I love the AASH, the reports it gives highlight each sensory system, differentiate between discrimination and modulation difficulties and addresses motor planning, sequencing and social/ emotional aspects of sensory integration and processing needs.
It uses clear, non-patronising language and activities appropriate to adults and adolescents. It shows up really clearly a person’s (or their caregiver’s as necessary) perception of their sensory integration and processing needs and how these affect their day to day life. In this instance, the young lady highlighted many sensory processing needs.
The young man reported almost no difficulties, his only score in the primary sensory systems section was mild proprioceptive difficulties. When questioned as to the accuracy of his answers, he tended to reply “well, nobody likes that, do they?”
Having scored the AASH checklists, I completed a SIPT with each person. The SIPT is a battery of 17 tests which assess a person’s sensory integration and processing including perceptual-motor skills through tasks with standardised administration and normative data against which to compare an individuals test results. Guess which person showed more significant difficulties in the direct assessment?
On the SIPT assessment scores between -1 and +1 standard deviation are considered typical, above +1 are strengths and scores below -1 are of clinical significance and require support and will benefit from direct intervention.
The exception to this being Post Rotatory Nystagmus in which a low (below -1) or high score (above +1) indicates significant difficulty inhibiting response to vestibular information and often relates to a low Standing and Walking Balance score.
Here are the young lady’s SIPT results:

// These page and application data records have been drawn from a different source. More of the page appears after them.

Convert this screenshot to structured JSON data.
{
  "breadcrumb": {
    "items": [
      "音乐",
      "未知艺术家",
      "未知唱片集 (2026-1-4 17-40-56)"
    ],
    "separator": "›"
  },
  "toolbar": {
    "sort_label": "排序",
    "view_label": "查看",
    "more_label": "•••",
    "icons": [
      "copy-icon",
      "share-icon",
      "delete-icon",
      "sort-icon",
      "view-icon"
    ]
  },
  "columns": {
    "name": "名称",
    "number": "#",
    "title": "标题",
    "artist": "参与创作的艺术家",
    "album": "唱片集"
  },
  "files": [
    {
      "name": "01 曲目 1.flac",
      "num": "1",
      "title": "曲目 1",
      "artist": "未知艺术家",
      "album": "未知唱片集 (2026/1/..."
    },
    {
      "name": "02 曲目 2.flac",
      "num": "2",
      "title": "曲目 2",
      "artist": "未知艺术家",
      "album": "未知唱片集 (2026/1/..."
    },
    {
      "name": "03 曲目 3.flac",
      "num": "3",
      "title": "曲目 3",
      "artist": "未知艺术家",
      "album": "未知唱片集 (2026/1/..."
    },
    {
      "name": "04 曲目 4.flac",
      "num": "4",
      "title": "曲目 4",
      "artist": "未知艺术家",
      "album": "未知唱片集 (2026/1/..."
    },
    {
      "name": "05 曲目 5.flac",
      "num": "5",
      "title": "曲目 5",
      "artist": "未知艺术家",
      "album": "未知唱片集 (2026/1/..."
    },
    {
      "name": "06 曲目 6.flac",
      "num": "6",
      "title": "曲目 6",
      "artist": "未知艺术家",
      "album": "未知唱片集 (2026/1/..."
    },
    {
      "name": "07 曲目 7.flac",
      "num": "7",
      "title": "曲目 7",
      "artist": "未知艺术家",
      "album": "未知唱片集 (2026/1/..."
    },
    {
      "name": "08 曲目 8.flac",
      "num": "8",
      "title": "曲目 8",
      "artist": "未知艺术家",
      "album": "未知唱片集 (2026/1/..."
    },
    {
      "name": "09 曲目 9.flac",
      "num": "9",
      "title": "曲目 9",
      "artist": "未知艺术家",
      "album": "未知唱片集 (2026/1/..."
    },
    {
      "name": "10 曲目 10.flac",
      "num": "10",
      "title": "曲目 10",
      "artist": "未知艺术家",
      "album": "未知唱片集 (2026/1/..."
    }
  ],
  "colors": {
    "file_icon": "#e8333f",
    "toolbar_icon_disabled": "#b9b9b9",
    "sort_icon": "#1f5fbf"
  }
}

Definite movement, balance and body awareness difficulties but also some areas of significant strength, particularly around her visual skills and imitation, which she uses to compensate for her body awareness difficulties.
Here’s the young man’s chart:
Strong visual skills, compensating for significant challenges in the other areas.
This experience taught me so much. From the AASH scores, I was expecting the young lady to have much more problems in the SIPT than the young man, their conversation about their lifestyles confirmed this expectation. Still, then the assessment showed so clearly how much of that was related to confidence.
An evaluation based solely on checklists is not enough. It tells you what a person perceives to be their difficulties, guides the direction of evaluation and adds experiential evidence to the overall assessment.
A good questionnaire is evidence-based and norm-referenced, but it always needs to be triangulated with direct observation and where possible structured and standardised assessment. These tools can tell you so much about the respondent’s confidence and resilience and what they find easy or difficult in day to day life. But I have learned it is a mistake to rely upon one alone when assessing somebody’s sensory integration and processing skills and needs”.